Authorities anticipated a severe spring flood across the Prairies this year and several areas are already seeing waters reach dangerous heights.
Saturated grounds left from the spring of 2010 combined with heavy snow this winter have caused many creeks and rivers to overflow. Water levels have also risen to extreme levels in some places.
“Characteristics such as the size of the watershed, its drainage pattern, how steep or not the river gradient is and how the floodplains and main tributaries are laid out can determine flood risk at a given location,” explains Bryn Jones, a meteorologist at The Weather Network. “Ice jams and how much water is actually contained in the snowpack are other considerations.”
A flood watch issued in southeastern Alberta has residents living in low lying areas on high alert. Officials say the Seven Persons, Bullshead and Ross Creeks rose quickly overnight on Monday. A local state of emergency was declared in the city of Medicine Hat on Tuesday after officials expected a dam that forms the Old Seven Persons Lake reservoir to give way.
Premier Ed Stelmach toured the reservoir and met with emergency management officials in Medicine Hat on Wednesday. He was positive about the situation. “We're definitely better prepared this time (in comparison to the 2010 floods),” he said.
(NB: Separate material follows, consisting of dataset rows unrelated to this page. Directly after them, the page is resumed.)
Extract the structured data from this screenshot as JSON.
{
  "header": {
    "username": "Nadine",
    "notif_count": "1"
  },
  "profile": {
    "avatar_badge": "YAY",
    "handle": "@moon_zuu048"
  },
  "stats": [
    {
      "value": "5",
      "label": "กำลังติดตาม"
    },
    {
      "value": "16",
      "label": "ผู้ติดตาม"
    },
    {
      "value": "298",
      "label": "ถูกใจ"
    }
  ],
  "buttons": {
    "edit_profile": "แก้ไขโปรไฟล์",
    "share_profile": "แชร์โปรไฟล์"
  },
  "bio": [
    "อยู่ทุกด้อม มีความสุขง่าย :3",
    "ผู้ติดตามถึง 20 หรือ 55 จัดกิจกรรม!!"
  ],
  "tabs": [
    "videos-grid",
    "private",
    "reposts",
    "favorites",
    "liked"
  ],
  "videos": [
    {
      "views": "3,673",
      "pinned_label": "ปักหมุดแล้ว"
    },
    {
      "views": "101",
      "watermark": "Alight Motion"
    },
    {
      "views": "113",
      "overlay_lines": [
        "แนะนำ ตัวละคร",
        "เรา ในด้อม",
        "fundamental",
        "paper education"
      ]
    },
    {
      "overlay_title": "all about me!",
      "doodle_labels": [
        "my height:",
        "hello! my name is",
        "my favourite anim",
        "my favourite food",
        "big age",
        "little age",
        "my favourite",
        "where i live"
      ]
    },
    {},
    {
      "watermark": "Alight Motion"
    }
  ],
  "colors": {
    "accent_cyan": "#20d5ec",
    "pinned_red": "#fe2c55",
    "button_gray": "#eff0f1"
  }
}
Meanwhile, a day after the city issued an evacuation alert for about 650 flood-prone homes, a further 41 houses downstream of the river were asked to leave just in case. More than 25,000 sandbags were handed out in the 'flats' neighbourhood (an area of town near the bank of the South Saskatchewan River).
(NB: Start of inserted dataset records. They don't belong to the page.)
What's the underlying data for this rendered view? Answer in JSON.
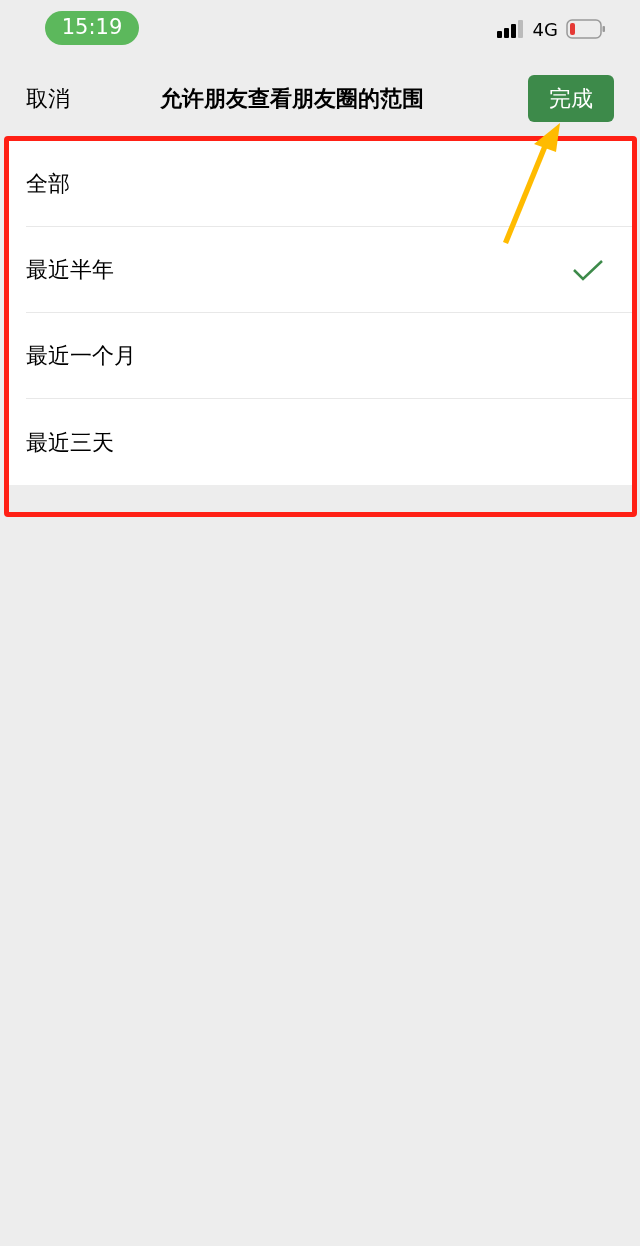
{
  "status_bar": {
    "time": "15:19",
    "network": "4G"
  },
  "header": {
    "cancel": "取消",
    "title": "允许朋友查看朋友圈的范围",
    "done": "完成"
  },
  "options": [
    {
      "label": "全部",
      "selected": false
    },
    {
      "label": "最近半年",
      "selected": true
    },
    {
      "label": "最近一个月",
      "selected": false
    },
    {
      "label": "最近三天",
      "selected": false
    }
  ]
}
The record snow pack continues to melt and more precipitation is piling up. The thaw is considered to be one of the largest the region has seen in decades.
In Saskatchewan, the Watershed Authority expects all of the reservoirs in the southeast and southwestern parts of the province to 'fill and spill.' Rising floodwaters have forced several parts of the Trans-Canada Highway to shut down due to dangerous conditions. One of the biggest disruptions reported so far was the westbound lane between Regina and Grenfell.
Over 200 people were evacuated from the Cowessess First Nation after rising water washed out the main road in the area Tuesday night.
Some areas including Swift Current could see record high water levels this spring. Residents in the area are preparing for the worst and safety officials have sent teams to help set up flood barriers and sandbags in the region.
Local reservoirs are filling up fast in Manitoba as well. Almost 700 people have been forced from their homes and are heading to higher ground. Officials warn that rising waters can become extremely dangerous at this time of year.
Water has already submerged several roadways and in one area, the situation turned deadly last weekend. A man who was just a few kilometres away from his home in Niverville drowned after his vehicle was swept away by flood waters on Saturday.
Hundreds of provincial highways and roads are either swamped or in danger of flooding. Several communities have also declared local states of emergency.
Ice jams are threatening Manitoba's Red and Assiniboine Rivers. Water levels are expected to rise by more than a foot near Holland, Manitoba. Based on the new Provincial forecast report released on Wednesday, the Red River is expected to peak soon after the Easter long weekend. As a result of the latest forecast, the number of homes requiring protection has been reduced from 560 to 129.
Sturgeon Creek levels have dropped and Ness Avenue is now open to traffic. The river level of 6.9 metres is still considered significant and officials in Winnipeg continue to monitor the situation.
On Wednesday, ice jams and swollen streams forced officials to declare a state of emergency in the Peguis First Nation north of Winnipeg. Almost 300 people were evacuated as a precautionary measure.
For areas in Souris, a small amount of runoff has caused problems for the town's water treatment and residents are being warned to boil their water before using it.
The latest damage is being bore by the Souris Swinging Bridge, as it was hit by a sizable piece of ice. This severed Manitoba's longest suspension bridge so significantly, it will most likely mean the popular tourist attraction will be closed through the summer months and possibly beyond. Officials say they have to wait for the ground to freeze in order to bring in heavy machinery, which won't happen until September. As a result, the bridge is unlikely to be frequented by tourists for the rest of the year.
In order to protect lives and property from an above-average flood, Manitoba's government has contracted Alberta's Shock Trauma Air Rescue Society (STARS) to perform helicopter evacuations and rescues if necessary.
With files from The Canadian Press, Jill Colton, Lyndsay Morrison, Sana Ahmed and Winnipeg Free Press